* _Task directions_:
Tally the lines of the records below that include the word "VLOOKUP", and write down only that tally.
● ● ● ●
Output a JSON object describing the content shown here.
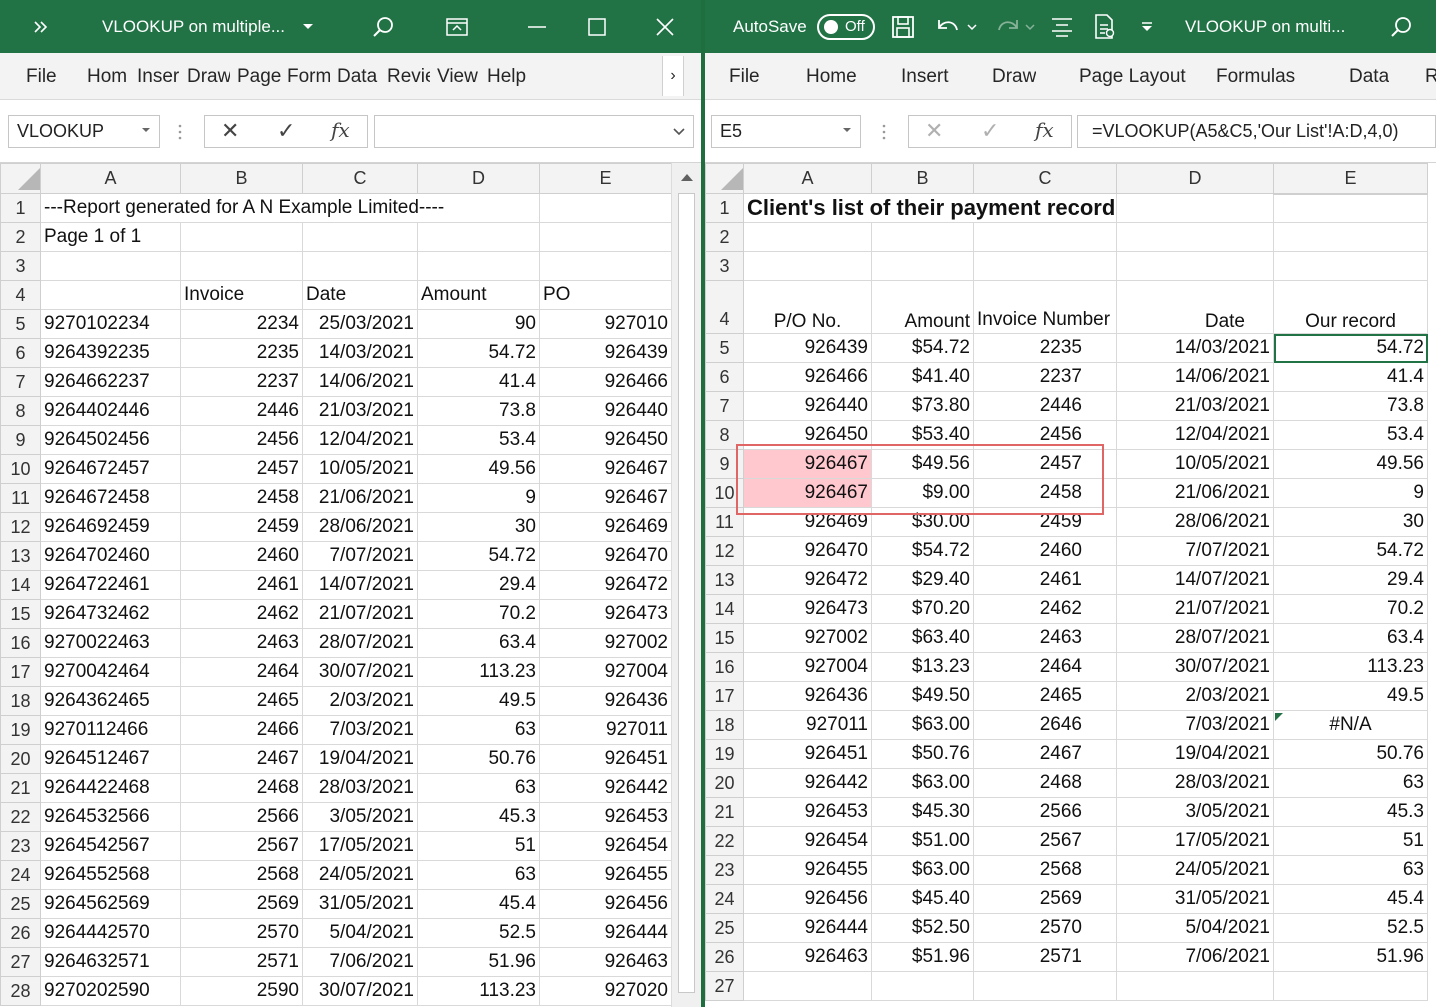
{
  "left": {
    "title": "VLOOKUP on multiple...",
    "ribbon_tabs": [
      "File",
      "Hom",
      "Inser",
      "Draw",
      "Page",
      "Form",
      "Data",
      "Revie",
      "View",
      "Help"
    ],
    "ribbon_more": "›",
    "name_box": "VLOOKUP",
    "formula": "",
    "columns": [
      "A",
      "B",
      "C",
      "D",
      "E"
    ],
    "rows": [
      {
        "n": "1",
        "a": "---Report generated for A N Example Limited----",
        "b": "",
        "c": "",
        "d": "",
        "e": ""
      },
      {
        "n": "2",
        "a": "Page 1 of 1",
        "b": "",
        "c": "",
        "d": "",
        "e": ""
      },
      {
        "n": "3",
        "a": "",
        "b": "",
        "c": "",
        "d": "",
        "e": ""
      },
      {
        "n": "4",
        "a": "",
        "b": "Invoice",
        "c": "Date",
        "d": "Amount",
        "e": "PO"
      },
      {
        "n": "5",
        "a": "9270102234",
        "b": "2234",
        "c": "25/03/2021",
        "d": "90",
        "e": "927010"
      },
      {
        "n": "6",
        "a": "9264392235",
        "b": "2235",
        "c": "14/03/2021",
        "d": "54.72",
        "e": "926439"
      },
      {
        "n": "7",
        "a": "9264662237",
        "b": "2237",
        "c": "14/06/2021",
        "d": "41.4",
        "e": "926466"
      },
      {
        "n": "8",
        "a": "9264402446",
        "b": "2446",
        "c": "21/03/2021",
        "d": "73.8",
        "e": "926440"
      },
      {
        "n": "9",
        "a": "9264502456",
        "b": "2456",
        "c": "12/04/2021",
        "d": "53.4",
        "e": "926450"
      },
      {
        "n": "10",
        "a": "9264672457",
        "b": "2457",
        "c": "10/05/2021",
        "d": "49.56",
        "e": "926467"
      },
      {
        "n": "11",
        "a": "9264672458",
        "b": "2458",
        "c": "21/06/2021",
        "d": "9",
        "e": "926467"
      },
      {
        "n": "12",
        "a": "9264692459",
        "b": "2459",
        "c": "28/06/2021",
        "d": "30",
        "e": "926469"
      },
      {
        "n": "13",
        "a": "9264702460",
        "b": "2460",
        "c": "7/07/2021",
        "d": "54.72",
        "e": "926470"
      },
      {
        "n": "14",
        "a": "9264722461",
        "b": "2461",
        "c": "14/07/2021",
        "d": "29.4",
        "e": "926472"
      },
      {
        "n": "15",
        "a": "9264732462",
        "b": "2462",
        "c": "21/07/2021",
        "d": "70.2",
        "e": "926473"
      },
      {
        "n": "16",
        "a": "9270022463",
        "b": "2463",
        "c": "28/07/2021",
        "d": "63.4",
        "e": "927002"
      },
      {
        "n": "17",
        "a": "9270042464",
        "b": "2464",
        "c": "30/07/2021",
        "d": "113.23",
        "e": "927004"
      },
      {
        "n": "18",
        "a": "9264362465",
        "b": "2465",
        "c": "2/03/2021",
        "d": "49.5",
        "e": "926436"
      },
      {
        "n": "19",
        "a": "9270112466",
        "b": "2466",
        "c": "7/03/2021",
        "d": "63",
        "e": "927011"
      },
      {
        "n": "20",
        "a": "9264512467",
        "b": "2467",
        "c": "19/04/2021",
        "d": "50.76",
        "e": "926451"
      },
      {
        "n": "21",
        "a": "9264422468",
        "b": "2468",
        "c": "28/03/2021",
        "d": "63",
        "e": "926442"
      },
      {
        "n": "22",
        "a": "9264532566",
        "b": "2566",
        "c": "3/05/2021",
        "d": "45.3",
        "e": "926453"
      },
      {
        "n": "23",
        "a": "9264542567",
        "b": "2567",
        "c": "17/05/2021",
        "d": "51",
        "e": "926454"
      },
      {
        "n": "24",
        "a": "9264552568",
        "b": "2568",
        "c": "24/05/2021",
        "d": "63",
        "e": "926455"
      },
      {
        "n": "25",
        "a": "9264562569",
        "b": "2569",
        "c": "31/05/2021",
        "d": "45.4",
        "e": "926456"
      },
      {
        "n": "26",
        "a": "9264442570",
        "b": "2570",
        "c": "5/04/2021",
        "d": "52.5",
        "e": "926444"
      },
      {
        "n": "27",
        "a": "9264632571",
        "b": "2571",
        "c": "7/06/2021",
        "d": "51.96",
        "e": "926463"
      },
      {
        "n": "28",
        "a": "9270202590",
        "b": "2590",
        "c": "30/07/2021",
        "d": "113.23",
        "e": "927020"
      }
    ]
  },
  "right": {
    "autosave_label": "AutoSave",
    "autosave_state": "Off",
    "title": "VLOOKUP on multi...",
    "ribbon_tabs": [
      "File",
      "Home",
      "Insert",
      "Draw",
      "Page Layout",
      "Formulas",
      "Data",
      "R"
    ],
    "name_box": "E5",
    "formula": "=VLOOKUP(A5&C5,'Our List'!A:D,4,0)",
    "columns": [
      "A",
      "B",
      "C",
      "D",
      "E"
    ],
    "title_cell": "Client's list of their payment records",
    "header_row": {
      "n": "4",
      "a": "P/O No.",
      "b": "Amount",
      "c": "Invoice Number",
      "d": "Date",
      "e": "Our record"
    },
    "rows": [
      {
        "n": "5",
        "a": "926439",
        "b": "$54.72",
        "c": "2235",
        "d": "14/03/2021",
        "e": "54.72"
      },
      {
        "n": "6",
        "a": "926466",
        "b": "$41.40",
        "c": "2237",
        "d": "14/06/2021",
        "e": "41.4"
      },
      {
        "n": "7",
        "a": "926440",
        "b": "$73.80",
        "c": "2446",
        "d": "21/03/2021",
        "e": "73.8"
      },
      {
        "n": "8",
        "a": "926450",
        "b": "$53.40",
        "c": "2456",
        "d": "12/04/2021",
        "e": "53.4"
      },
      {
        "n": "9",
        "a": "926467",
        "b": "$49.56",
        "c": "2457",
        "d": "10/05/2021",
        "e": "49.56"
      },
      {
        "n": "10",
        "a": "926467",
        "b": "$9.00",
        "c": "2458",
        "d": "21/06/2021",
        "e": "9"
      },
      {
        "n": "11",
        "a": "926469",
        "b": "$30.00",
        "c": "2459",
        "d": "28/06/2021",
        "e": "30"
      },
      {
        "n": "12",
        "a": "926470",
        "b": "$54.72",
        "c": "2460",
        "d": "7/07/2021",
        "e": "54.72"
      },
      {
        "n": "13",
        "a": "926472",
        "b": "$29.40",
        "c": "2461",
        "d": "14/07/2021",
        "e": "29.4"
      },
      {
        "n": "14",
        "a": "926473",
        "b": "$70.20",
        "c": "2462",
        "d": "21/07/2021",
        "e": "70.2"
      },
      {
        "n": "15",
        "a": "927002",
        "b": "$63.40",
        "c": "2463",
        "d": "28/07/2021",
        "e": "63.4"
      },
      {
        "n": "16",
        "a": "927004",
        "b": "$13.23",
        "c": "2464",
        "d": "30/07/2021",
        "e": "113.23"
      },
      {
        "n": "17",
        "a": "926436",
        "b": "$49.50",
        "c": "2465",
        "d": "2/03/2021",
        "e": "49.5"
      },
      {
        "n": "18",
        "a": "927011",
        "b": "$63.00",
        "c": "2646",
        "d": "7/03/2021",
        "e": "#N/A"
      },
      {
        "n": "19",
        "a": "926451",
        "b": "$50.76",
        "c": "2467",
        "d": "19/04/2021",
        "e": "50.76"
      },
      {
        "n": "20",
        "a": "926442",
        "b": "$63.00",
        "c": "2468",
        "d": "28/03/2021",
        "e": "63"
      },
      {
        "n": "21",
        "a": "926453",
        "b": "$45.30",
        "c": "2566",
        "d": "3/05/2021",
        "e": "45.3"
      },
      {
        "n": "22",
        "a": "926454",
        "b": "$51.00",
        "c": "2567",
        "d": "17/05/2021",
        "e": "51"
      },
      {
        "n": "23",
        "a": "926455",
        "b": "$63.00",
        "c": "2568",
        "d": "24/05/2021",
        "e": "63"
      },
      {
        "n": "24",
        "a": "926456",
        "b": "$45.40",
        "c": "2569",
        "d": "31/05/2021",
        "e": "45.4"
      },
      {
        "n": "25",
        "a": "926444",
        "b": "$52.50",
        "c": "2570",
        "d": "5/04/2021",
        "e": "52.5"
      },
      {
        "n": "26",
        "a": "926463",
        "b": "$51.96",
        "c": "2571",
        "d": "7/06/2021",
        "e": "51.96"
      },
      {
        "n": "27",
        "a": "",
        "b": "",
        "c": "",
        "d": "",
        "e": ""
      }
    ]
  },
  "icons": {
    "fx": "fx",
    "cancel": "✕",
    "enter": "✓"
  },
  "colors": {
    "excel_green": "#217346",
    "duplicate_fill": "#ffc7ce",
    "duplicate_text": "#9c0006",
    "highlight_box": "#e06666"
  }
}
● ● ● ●
* _Written response_:
4